Exercise prompt >> Copy out each line of the listing below that contains the word "ASCII".

-----

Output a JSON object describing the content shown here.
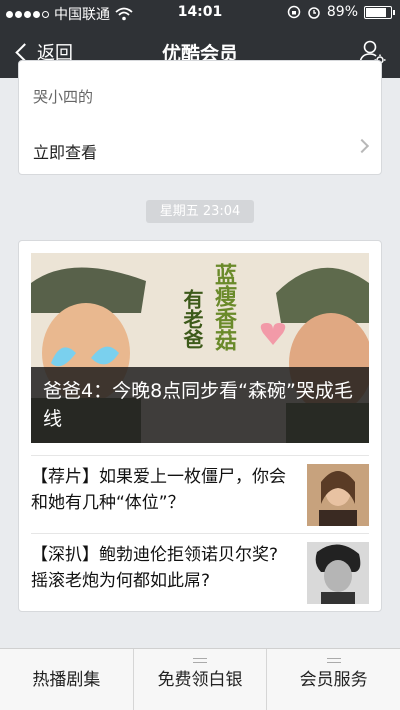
{
  "statusbar": {
    "carrier": "中国联通",
    "time": "14:01",
    "battery_text": "89%",
    "battery_level": 0.89,
    "icons": [
      "signal-dots-icon",
      "wifi-icon",
      "lock-rotation-icon",
      "alarm-icon",
      "battery-icon"
    ]
  },
  "navbar": {
    "back_label": "返回",
    "title": "优酷会员",
    "profile_icon": "user-settings-icon"
  },
  "message1": {
    "snippet": "哭小四的",
    "read_more": "立即查看"
  },
  "timestamp": "星期五 23:04",
  "message2": {
    "cover_title": "爸爸4：今晚8点同步看“森碗”哭成毛线",
    "cover_poster_text": "蓝瘦香菇",
    "cover_poster_text2": "有老爸",
    "items": [
      {
        "text": "【荐片】如果爱上一枚僵尸，你会和她有几种“体位”？",
        "thumb": "woman-portrait"
      },
      {
        "text": "【深扒】鲍勃迪伦拒领诺贝尔奖?摇滚老炮为何都如此屌?",
        "thumb": "man-portrait-bw"
      }
    ]
  },
  "bottom_menu": [
    "热播剧集",
    "免费领白银",
    "会员服务"
  ],
  "colors": {
    "nav_bg": "#2f3236",
    "page_bg": "#e9ebee",
    "card_bg": "#ffffff"
  }
}
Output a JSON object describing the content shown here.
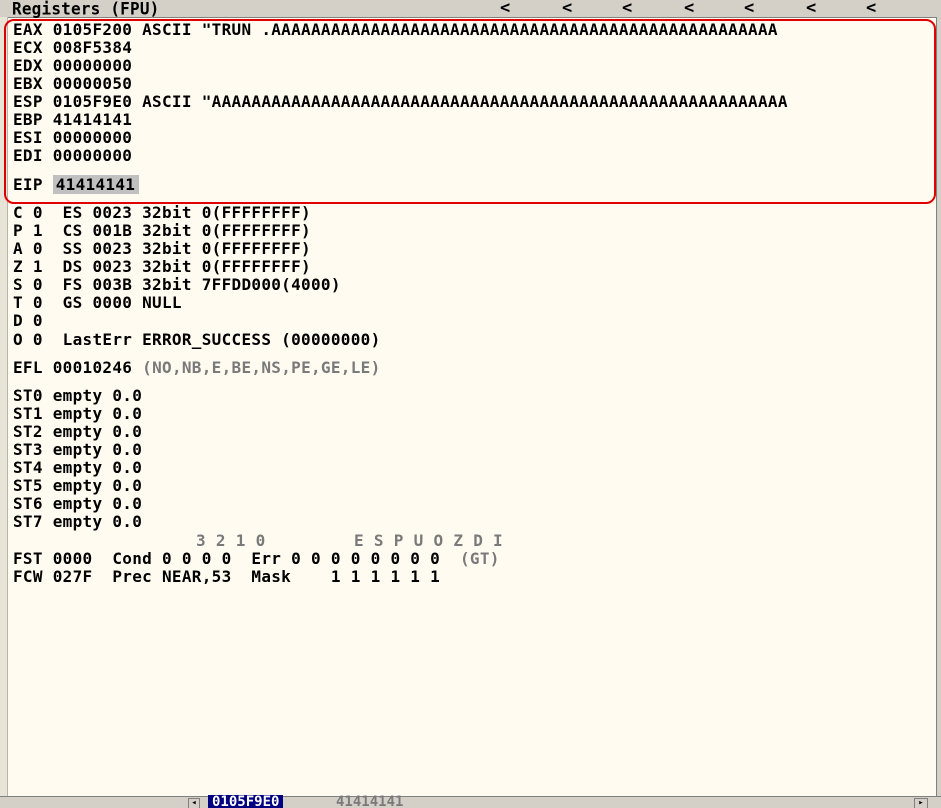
{
  "window": {
    "title": "Registers (FPU)",
    "nav_chevrons": [
      "<",
      "<",
      "<",
      "<",
      "<",
      "<",
      "<"
    ]
  },
  "registers": {
    "eax": "EAX 0105F200 ASCII \"TRUN .AAAAAAAAAAAAAAAAAAAAAAAAAAAAAAAAAAAAAAAAAAAAAAAAAAA",
    "ecx": "ECX 008F5384",
    "edx": "EDX 00000000",
    "ebx": "EBX 00000050",
    "esp": "ESP 0105F9E0 ASCII \"AAAAAAAAAAAAAAAAAAAAAAAAAAAAAAAAAAAAAAAAAAAAAAAAAAAAAAAAAA",
    "ebp": "EBP 41414141",
    "esi": "ESI 00000000",
    "edi": "EDI 00000000",
    "eip_label": "EIP",
    "eip_value": "41414141"
  },
  "flags": {
    "c": "C 0  ES 0023 32bit 0(FFFFFFFF)",
    "p": "P 1  CS 001B 32bit 0(FFFFFFFF)",
    "a": "A 0  SS 0023 32bit 0(FFFFFFFF)",
    "z": "Z 1  DS 0023 32bit 0(FFFFFFFF)",
    "s": "S 0  FS 003B 32bit 7FFDD000(4000)",
    "t": "T 0  GS 0000 NULL",
    "d": "D 0",
    "o": "O 0  LastErr ERROR_SUCCESS (00000000)"
  },
  "efl": {
    "label": "EFL 00010246",
    "decoded": "(NO,NB,E,BE,NS,PE,GE,LE)"
  },
  "fpu_stack": [
    "ST0 empty 0.0",
    "ST1 empty 0.0",
    "ST2 empty 0.0",
    "ST3 empty 0.0",
    "ST4 empty 0.0",
    "ST5 empty 0.0",
    "ST6 empty 0.0",
    "ST7 empty 0.0"
  ],
  "fpu_status": {
    "cond_header": "3 2 1 0",
    "err_header": "E S P U O Z D I",
    "fst": "FST 0000  Cond 0 0 0 0  Err 0 0 0 0 0 0 0 0",
    "fst_flag": "(GT)",
    "fcw": "FCW 027F  Prec NEAR,53  Mask    1 1 1 1 1 1"
  },
  "statusbar": {
    "stack_address": "0105F9E0",
    "stack_value": "41414141"
  },
  "colors": {
    "background": "#fffbf0",
    "highlight_border": "#e00000",
    "eip_highlight": "#c0c0c0",
    "gray_text": "#7a7a7a"
  }
}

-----

Final answer >>
    "eax": "EAX 0105F200 ASCII \"TRUN .AAAAAAAAAAAAAAAAAAAAAAAAAAAAAAAAAAAAAAAAAAAAAAAAAAA",
    "esp": "ESP 0105F9E0 ASCII \"AAAAAAAAAAAAAAAAAAAAAAAAAAAAAAAAAAAAAAAAAAAAAAAAAAAAAAAAAA",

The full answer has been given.